I’ve spent various breaks in the working day catching up with the blogs and political news of the last week. it’s enough to turn you into Michael Winner, grabbing hold of discombulated passers-by and telling them to calm down.
So, as a sort of mid-Summer clarifier, here are my responses to some of the bigger news stories of the last week or so.
1. Peter Mandelson for PM? Not. going. to. happen. Please shut up about it. Though you know, I can always do with one more profile piece. There’s only been five hundred and twenty seven so far this summer.
2. Harriet Harman. Ah, the crunching sound of a Labour politician proudly walking straight into the jaws of a Daily Mail hate-a-thon. I haven’t heard that since the eighties, when we were all well meaning and right on and and lost elections and Harriet Harman was the face of the…. Oh. Right.

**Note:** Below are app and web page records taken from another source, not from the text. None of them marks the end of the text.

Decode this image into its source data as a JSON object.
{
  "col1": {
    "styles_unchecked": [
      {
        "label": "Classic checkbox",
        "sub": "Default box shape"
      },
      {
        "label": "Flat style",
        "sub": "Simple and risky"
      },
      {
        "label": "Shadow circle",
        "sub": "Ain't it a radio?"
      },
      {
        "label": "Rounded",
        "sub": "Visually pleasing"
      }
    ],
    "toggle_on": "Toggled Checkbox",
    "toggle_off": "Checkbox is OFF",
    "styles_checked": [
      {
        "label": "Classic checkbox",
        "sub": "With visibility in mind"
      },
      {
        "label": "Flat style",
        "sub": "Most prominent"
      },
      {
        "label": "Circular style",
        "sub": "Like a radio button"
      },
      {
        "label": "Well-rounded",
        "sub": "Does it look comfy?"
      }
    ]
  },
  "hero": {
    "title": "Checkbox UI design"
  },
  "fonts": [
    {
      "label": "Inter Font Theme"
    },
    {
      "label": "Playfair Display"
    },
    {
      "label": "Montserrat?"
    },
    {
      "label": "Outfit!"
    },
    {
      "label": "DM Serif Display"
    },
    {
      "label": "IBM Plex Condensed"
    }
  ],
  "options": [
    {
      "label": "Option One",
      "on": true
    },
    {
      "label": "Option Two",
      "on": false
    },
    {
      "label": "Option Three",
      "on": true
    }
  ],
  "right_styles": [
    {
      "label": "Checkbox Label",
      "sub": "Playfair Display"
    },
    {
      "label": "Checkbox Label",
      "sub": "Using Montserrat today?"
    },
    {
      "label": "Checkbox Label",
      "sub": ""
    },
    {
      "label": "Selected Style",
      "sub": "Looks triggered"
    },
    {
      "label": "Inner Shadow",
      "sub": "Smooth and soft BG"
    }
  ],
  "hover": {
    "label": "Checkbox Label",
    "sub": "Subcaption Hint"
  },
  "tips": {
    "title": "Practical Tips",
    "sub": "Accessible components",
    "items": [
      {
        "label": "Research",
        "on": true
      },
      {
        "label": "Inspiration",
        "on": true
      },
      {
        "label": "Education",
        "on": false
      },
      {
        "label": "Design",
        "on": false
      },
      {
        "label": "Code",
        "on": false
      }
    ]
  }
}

3. Tory 20% VAT. Apparently, although someone briefed aout this stroy about tax increases, the Conservatives haven’t had any serious discussions about their future tax plans. Which is odd, because I thought they were simultaenously a) ready for government, b) opposed to the role of shadowy spin doctors in forming policy and c) committed to a return to Cabinet Government.
Sometimes I think Tory high command is just taking the mickey. I can imagine the meetings. “Right Andy, you brief out that we’re going to do something really unpopular on tax to show how hard we are, George, you handle the fall out from the nodding dogs in shadow caabinet, while William, you kinda-sorta deny it so as to leave me a bit of wriggle room with the lefties. After that, I’ll stand up and make a speech about the importance of honesty and straghtforwardness in Politics. Right, let’s go.”
4. Online Medical records. Putting patients medical records online with Microsoft and Google is a great idea. Afer all, no-one has ever exposed a security flaw in a Microsoft software product, have they?
5. Gordon Brown’s sprouts. Shocking. The Prime Minister’s endorsement of the humble Brussels Sprout is a flagrant breach of Rule number 233 in the political lexicon. This states than all elected politicians must avoid stating any endorsement of or distaste for vegetables. Any breach of the rule results in national mockery. Previous rule breakers include Bush, G H W (Broccoli – dislike of), Major, J (Peas – love for), Mandelson, P (Peas, mushy – alleged confusion over), Quayle, D (Potatoe, mispelling of).
Frankly, I don’t know what Number Ten was thinking about on this one. So let me set this out – when I am appointed “Head of Strategy, Communication and going to meetings and looking important” by the next leader of the Labour party, I will never let my principal express any views on legumes, tubers or bulbs. To adapt Alistair Campbell, the iron rule will be “We don’t do veg.”